By Barbara Reyelts
Moose Lake - Pushed by a class action lawsuit, and rapidly rising costs, Minnesota is looking for options to its sex offender treatment program.
A task force met in St. Paul this week to look at less restrictive ways to treat sex offenders while still keeping the public safe.
The Minnesota Sex Offender Treatment Program in Moose Lake houses the state's largest population of civilly committed predatory sex offenders.
A smaller population is housed in St. Peter.
Since 1994 Minnesota sex offenders, deemed most likely to re–offend, can be civilly committed after their prison sentences are done.
Their time of lock up is indefinite and since the program began there's only been one person successfully released.
That's raised concerns, not only among residents, but throughout the state.
“It begs a question if you have a treatment program then there's a presumption that somebody's going to get well and be done being treated at some point,” Dan Cain, of the Mpls. Sex Offender Rehabilitation Program. “So far that's not been the case."
Last year MSOP residents filed a class action lawsuit claiming their constitutional rights were being violated because they had already served their court ordered punishment but were still locked up. The Minnesota Civil Liberties Union agrees.
“You can't put people in jail for crimes they haven't yet committed, there's a presumption of innocence in the state constitution,” Chuck Samuelson, Executive Director of MN Civil Liberties Union said.
And it's not just the lawsuit prompting the call for change, it's also the expense of the program.

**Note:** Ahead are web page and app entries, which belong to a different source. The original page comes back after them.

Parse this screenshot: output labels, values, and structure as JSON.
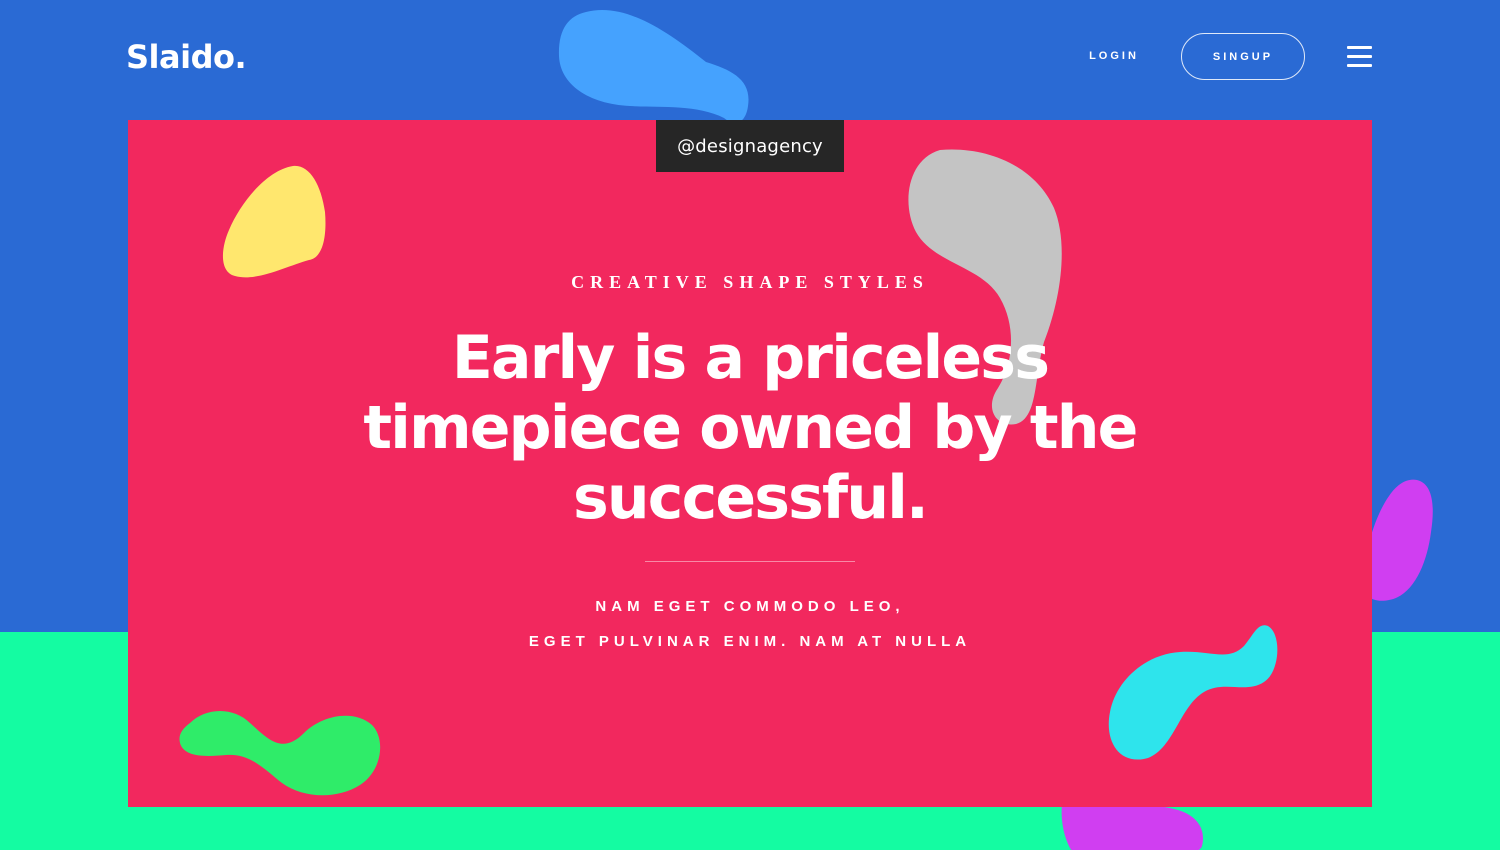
{
  "brand": {
    "logo_text": "Slaido."
  },
  "nav": {
    "login_label": "LOGIN",
    "signup_label": "SINGUP",
    "menu_icon": "hamburger-menu-icon"
  },
  "hero": {
    "handle": "@designagency",
    "eyebrow": "CREATIVE SHAPE STYLES",
    "headline": "Early is a priceless timepiece owned by the successful.",
    "subline_1": "NAM EGET COMMODO LEO,",
    "subline_2": "EGET PULVINAR ENIM. NAM AT NULLA"
  },
  "colors": {
    "background_top": "#2a6ad4",
    "background_bottom": "#14fca2",
    "card": "#f2285e",
    "handle_tag": "#262626",
    "blob_blue": "#45a2fe",
    "blob_yellow": "#ffe76e",
    "blob_gray": "#c4c4c4",
    "blob_purple": "#d03ef1",
    "blob_cyan": "#2ee4ec",
    "blob_green": "#2fec69"
  }
}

Each of the current 669 residents costs the state $120,000 a year. The facility has a total annual budget of $73 M.
Last month a task force was created to come up with recommendations for the legislature to develop new programs to treat predatory offenders.
“I think it will be an interesting discussion,” Senator Roger Reinert, DFL of Duluth said. “Does the legislature look at this from people's rights, the civil rights that we all have regardless.To me that will be the interesting conversation when the legislature looks at the recommendations and tries to look at other ideas. Will it be a policy conversation or will it be a political conversation.”

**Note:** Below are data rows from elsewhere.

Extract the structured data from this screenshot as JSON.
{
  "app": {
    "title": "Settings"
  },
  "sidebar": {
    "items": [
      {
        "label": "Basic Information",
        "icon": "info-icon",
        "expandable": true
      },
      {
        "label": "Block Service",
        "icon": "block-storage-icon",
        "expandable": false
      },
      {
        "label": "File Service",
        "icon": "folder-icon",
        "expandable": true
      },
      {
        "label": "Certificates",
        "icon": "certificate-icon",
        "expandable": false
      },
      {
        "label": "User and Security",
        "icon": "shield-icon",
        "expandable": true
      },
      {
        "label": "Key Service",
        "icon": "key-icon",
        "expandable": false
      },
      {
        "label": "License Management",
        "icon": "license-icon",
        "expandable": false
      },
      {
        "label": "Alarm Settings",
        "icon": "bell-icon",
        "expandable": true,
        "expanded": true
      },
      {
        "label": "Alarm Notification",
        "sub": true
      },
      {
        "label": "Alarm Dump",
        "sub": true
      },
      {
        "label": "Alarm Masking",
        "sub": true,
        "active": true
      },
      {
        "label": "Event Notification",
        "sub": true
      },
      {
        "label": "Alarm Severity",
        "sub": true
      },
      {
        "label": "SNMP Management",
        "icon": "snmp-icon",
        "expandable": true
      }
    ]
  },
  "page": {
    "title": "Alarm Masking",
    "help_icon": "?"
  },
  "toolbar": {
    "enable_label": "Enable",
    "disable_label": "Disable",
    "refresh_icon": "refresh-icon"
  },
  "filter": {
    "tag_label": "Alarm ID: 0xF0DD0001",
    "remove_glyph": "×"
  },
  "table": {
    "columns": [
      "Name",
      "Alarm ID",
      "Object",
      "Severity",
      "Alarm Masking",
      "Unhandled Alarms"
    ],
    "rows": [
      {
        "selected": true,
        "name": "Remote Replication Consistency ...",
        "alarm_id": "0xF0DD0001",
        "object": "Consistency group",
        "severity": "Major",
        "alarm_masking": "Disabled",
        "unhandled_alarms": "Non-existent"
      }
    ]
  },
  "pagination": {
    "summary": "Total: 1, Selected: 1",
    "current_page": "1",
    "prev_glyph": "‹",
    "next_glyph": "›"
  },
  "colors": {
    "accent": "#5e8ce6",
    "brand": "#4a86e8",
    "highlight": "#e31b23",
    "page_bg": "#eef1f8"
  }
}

Among the recommendations are the creation of smaller group homes, outpatient centers and other treatment programs throughout the state.

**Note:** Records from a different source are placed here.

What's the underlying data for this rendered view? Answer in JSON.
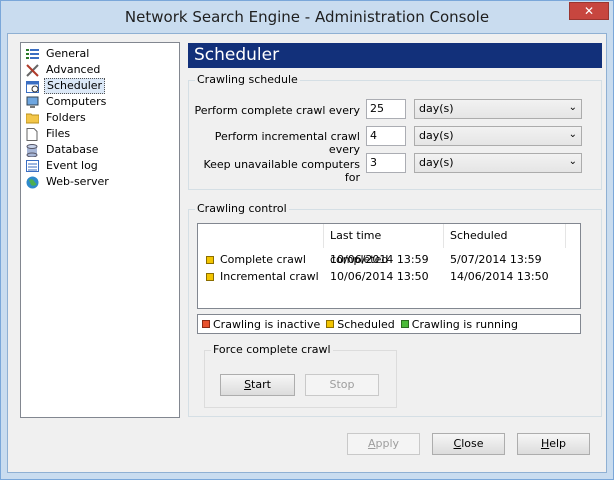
{
  "window": {
    "title": "Network Search Engine - Administration Console",
    "close_glyph": "✕"
  },
  "nav": {
    "items": [
      {
        "label": "General",
        "icon": "list-icon"
      },
      {
        "label": "Advanced",
        "icon": "tools-icon"
      },
      {
        "label": "Scheduler",
        "icon": "calendar-icon",
        "selected": true
      },
      {
        "label": "Computers",
        "icon": "computer-icon"
      },
      {
        "label": "Folders",
        "icon": "folder-icon"
      },
      {
        "label": "Files",
        "icon": "file-icon"
      },
      {
        "label": "Database",
        "icon": "database-icon"
      },
      {
        "label": "Event log",
        "icon": "eventlog-icon"
      },
      {
        "label": "Web-server",
        "icon": "globe-icon"
      }
    ]
  },
  "panel": {
    "title": "Scheduler"
  },
  "crawling_schedule": {
    "title": "Crawling schedule",
    "rows": [
      {
        "label": "Perform complete crawl every",
        "value": "25",
        "unit": "day(s)"
      },
      {
        "label": "Perform incremental crawl every",
        "value": "4",
        "unit": "day(s)"
      },
      {
        "label": "Keep unavailable computers for",
        "value": "3",
        "unit": "day(s)"
      }
    ]
  },
  "crawling_control": {
    "title": "Crawling control",
    "columns": [
      "",
      "Last time completed",
      "Scheduled"
    ],
    "rows": [
      {
        "name": "Complete crawl",
        "last": "10/06/2014 13:59",
        "scheduled": "5/07/2014 13:59"
      },
      {
        "name": "Incremental crawl",
        "last": "10/06/2014 13:50",
        "scheduled": "14/06/2014 13:50"
      }
    ],
    "legend": [
      {
        "label": "Crawling is inactive",
        "color": "#e8522e"
      },
      {
        "label": "Scheduled",
        "color": "#f2c400"
      },
      {
        "label": "Crawling is running",
        "color": "#4cbb3a"
      }
    ],
    "status_color": "#f2c400"
  },
  "force": {
    "title": "Force complete crawl",
    "start": {
      "mnemonic": "S",
      "rest": "tart"
    },
    "stop": {
      "mnemonic": "",
      "rest": "Stop"
    }
  },
  "buttons": {
    "apply": {
      "mnemonic": "A",
      "rest": "pply"
    },
    "close": {
      "mnemonic": "C",
      "rest": "lose"
    },
    "help": {
      "mnemonic": "H",
      "rest": "elp"
    }
  }
}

Predatory rapists may not actually wind up committed to MSOP if they are compliant, go through treatment, show remorse, admit their crime.
Panel members recognize this is going to be a tough sell with many concerned about public safety if predatory sex offenders are released into less restrictive settings. Lawmakers plan to meet over the several few weeks to develop a course of action.
Minnesota State Commissioner of Human Services, Lucinda Jesson, will work with lawmakers in developing a more acceptable, affordable program.